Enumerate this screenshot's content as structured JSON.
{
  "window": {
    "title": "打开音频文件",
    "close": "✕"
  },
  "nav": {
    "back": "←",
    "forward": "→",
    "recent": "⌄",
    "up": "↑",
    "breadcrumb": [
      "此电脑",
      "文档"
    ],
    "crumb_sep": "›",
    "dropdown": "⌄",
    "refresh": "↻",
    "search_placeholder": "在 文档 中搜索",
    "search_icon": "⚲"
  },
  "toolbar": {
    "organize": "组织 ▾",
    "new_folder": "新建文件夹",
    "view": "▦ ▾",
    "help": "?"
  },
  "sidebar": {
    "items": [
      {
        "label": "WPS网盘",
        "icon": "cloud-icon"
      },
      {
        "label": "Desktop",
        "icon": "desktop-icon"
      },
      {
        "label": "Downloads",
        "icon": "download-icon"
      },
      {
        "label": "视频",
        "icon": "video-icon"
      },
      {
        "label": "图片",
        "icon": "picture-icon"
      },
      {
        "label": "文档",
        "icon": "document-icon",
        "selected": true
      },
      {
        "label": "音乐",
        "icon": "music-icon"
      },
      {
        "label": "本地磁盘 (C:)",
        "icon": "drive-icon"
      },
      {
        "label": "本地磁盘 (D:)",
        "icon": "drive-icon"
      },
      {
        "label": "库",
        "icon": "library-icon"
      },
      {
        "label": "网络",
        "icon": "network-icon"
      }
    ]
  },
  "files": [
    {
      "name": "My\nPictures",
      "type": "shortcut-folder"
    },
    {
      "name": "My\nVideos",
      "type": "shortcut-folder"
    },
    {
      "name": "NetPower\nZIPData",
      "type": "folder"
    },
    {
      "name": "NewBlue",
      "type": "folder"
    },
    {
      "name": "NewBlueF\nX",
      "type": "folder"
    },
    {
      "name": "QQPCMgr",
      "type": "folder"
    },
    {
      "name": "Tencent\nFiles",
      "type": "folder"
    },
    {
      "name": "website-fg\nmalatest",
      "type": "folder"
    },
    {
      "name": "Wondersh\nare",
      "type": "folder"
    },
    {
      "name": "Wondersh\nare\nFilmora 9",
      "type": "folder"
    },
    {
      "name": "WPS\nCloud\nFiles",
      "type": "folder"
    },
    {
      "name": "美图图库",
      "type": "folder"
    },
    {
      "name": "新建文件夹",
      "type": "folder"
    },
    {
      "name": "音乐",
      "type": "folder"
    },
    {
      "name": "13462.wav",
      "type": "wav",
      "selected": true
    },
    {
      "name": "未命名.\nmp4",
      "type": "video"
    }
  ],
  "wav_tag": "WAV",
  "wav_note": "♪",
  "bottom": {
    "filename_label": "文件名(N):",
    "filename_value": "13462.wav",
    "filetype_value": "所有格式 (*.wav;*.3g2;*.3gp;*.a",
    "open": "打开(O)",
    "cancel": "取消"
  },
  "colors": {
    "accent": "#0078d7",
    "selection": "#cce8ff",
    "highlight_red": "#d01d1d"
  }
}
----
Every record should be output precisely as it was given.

# Expected answer
Enumerate this screenshot's content as structured JSON.
{
  "window": {
    "title": "打开音频文件",
    "close": "✕"
  },
  "nav": {
    "back": "←",
    "forward": "→",
    "recent": "⌄",
    "up": "↑",
    "breadcrumb": [
      "此电脑",
      "文档"
    ],
    "crumb_sep": "›",
    "dropdown": "⌄",
    "refresh": "↻",
    "search_placeholder": "在 文档 中搜索",
    "search_icon": "⚲"
  },
  "toolbar": {
    "organize": "组织 ▾",
    "new_folder": "新建文件夹",
    "view": "▦ ▾",
    "help": "?"
  },
  "sidebar": {
    "items": [
      {
        "label": "WPS网盘",
        "icon": "cloud-icon"
      },
      {
        "label": "Desktop",
        "icon": "desktop-icon"
      },
      {
        "label": "Downloads",
        "icon": "download-icon"
      },
      {
        "label": "视频",
        "icon": "video-icon"
      },
      {
        "label": "图片",
        "icon": "picture-icon"
      },
      {
        "label": "文档",
        "icon": "document-icon",
        "selected": true
      },
      {
        "label": "音乐",
        "icon": "music-icon"
      },
      {
        "label": "本地磁盘 (C:)",
        "icon": "drive-icon"
      },
      {
        "label": "本地磁盘 (D:)",
        "icon": "drive-icon"
      },
      {
        "label": "库",
        "icon": "library-icon"
      },
      {
        "label": "网络",
        "icon": "network-icon"
      }
    ]
  },
  "files": [
    {
      "name": "My\nPictures",
      "type": "shortcut-folder"
    },
    {
      "name": "My\nVideos",
      "type": "shortcut-folder"
    },
    {
      "name": "NetPower\nZIPData",
      "type": "folder"
    },
    {
      "name": "NewBlue",
      "type": "folder"
    },
    {
      "name": "NewBlueF\nX",
      "type": "folder"
    },
    {
      "name": "QQPCMgr",
      "type": "folder"
    },
    {
      "name": "Tencent\nFiles",
      "type": "folder"
    },
    {
      "name": "website-fg\nmalatest",
      "type": "folder"
    },
    {
      "name": "Wondersh\nare",
      "type": "folder"
    },
    {
      "name": "Wondersh\nare\nFilmora 9",
      "type": "folder"
    },
    {
      "name": "WPS\nCloud\nFiles",
      "type": "folder"
    },
    {
      "name": "美图图库",
      "type": "folder"
    },
    {
      "name": "新建文件夹",
      "type": "folder"
    },
    {
      "name": "音乐",
      "type": "folder"
    },
    {
      "name": "13462.wav",
      "type": "wav",
      "selected": true
    },
    {
      "name": "未命名.\nmp4",
      "type": "video"
    }
  ],
  "wav_tag": "WAV",
  "wav_note": "♪",
  "bottom": {
    "filename_label": "文件名(N):",
    "filename_value": "13462.wav",
    "filetype_value": "所有格式 (*.wav;*.3g2;*.3gp;*.a",
    "open": "打开(O)",
    "cancel": "取消"
  },
  "colors": {
    "accent": "#0078d7",
    "selection": "#cce8ff",
    "highlight_red": "#d01d1d"
  }
}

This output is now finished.